◆ ABOUT THIS EXERCISE: Within the entries that follow, show each line where the word "Sales" occurs.

= = =

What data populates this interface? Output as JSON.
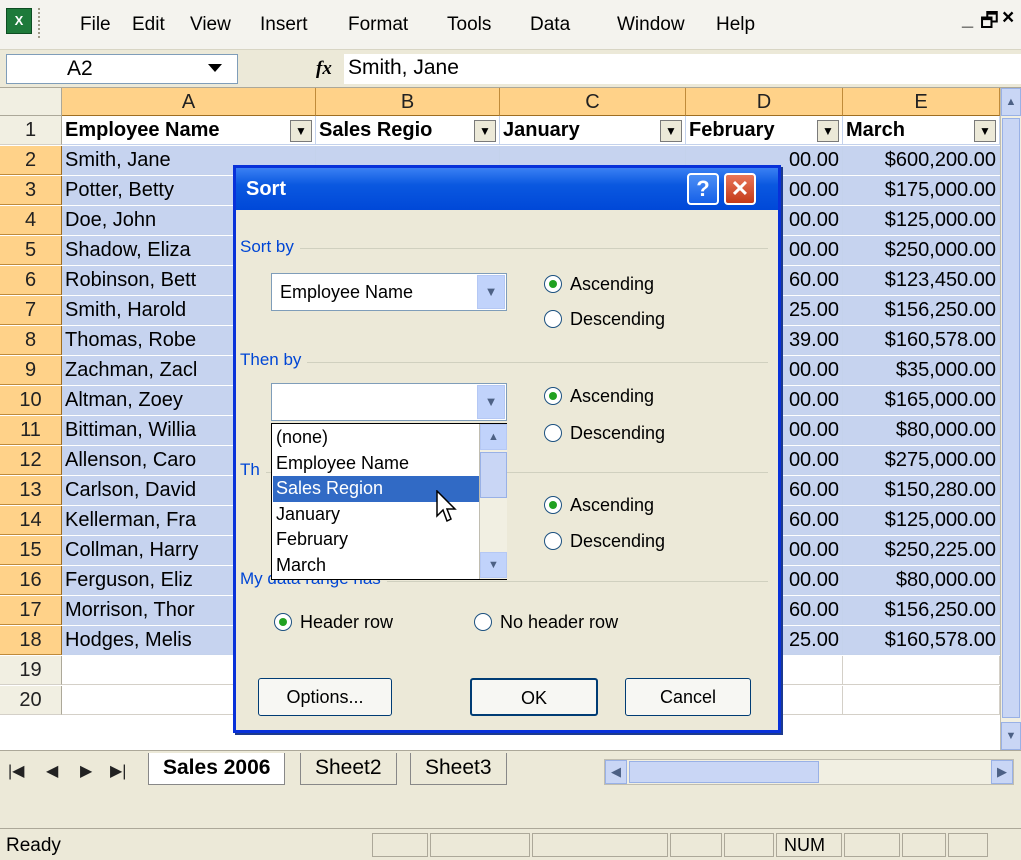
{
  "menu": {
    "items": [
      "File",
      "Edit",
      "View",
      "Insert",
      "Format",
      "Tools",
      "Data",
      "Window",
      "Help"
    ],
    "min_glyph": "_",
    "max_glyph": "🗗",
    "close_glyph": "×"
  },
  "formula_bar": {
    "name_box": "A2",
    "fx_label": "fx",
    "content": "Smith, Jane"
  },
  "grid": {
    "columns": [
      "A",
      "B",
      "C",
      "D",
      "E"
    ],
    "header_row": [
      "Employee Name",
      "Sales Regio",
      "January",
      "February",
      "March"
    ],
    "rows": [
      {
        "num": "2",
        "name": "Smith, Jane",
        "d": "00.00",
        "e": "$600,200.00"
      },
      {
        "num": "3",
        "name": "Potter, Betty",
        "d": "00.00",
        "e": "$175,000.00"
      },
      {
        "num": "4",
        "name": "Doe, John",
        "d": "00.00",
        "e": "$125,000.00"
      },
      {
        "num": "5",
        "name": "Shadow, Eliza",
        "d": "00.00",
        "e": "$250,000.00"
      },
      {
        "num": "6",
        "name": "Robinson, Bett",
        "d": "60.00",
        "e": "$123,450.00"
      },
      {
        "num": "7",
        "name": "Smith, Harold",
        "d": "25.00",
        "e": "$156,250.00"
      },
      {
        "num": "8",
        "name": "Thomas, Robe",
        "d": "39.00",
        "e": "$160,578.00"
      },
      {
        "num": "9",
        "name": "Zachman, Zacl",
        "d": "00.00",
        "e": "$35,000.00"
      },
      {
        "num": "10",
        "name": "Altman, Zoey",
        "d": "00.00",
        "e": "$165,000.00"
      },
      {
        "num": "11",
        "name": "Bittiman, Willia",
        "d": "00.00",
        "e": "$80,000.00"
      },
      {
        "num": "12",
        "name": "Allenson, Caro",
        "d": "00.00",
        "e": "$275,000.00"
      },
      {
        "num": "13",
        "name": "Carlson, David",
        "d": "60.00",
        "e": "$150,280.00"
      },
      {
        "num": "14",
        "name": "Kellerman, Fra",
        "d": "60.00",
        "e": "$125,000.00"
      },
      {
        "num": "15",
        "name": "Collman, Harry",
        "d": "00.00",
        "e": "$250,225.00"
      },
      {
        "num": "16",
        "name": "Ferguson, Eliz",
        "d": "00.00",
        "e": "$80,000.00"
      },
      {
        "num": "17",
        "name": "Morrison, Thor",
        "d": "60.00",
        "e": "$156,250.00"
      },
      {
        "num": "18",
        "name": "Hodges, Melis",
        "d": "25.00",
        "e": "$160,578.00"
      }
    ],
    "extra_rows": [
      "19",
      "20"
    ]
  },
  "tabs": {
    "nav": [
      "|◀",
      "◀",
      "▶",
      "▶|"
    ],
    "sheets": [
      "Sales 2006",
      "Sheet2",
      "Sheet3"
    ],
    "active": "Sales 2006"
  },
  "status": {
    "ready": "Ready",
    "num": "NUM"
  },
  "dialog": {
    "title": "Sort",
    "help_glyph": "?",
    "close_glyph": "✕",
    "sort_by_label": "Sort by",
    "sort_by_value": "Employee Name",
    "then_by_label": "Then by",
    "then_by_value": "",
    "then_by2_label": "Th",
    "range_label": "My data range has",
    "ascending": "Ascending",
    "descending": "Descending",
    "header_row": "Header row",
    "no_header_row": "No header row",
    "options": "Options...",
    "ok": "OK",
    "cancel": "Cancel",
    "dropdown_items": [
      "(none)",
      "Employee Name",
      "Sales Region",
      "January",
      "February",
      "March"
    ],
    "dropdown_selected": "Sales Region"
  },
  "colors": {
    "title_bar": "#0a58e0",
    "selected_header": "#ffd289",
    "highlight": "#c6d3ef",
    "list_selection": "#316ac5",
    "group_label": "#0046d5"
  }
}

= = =

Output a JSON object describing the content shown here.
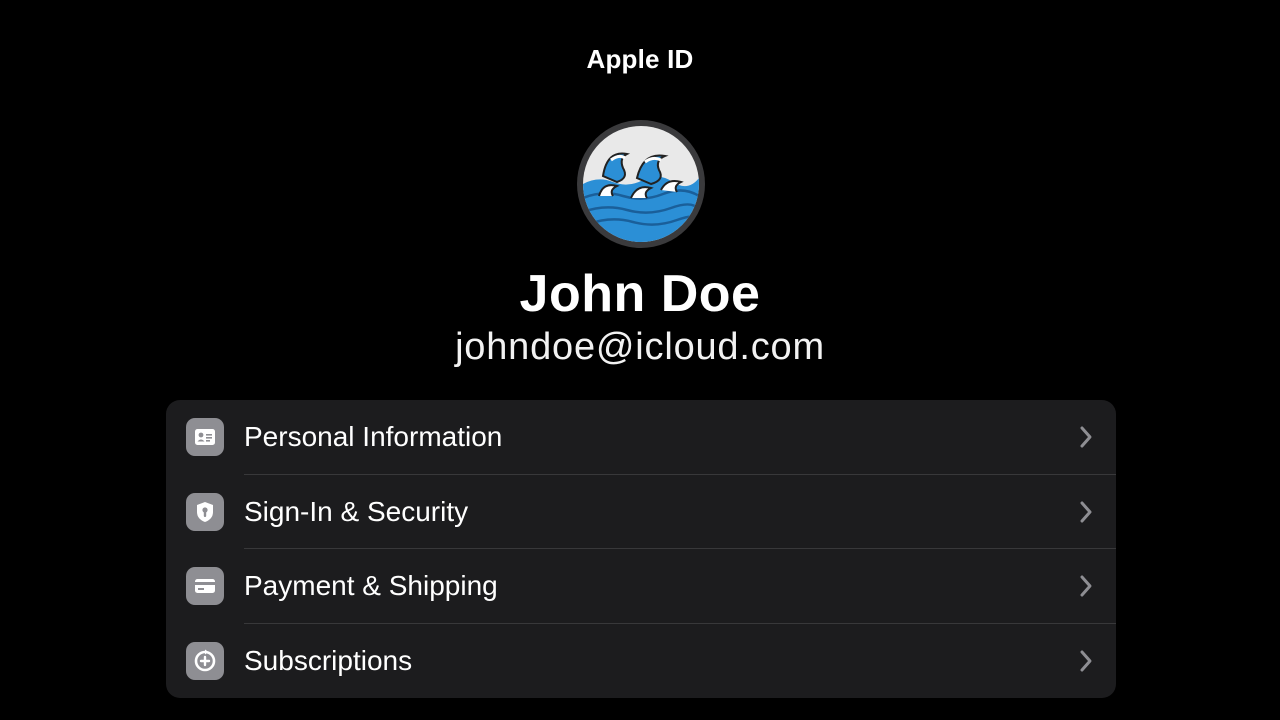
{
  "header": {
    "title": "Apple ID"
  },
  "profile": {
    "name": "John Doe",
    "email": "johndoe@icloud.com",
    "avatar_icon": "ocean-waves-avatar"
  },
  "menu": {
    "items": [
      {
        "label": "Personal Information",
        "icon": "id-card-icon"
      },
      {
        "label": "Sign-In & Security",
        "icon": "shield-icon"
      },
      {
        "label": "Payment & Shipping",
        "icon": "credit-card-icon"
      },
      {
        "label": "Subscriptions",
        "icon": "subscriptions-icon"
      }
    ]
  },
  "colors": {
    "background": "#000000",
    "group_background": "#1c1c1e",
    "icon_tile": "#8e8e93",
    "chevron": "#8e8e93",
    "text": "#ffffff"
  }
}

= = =

◆ THE ANSWER:
      "Sales Regio",
      "Sales 2006",
    "active": "Sales 2006"
      "Sales Region",
    "dropdown_selected": "Sales Region"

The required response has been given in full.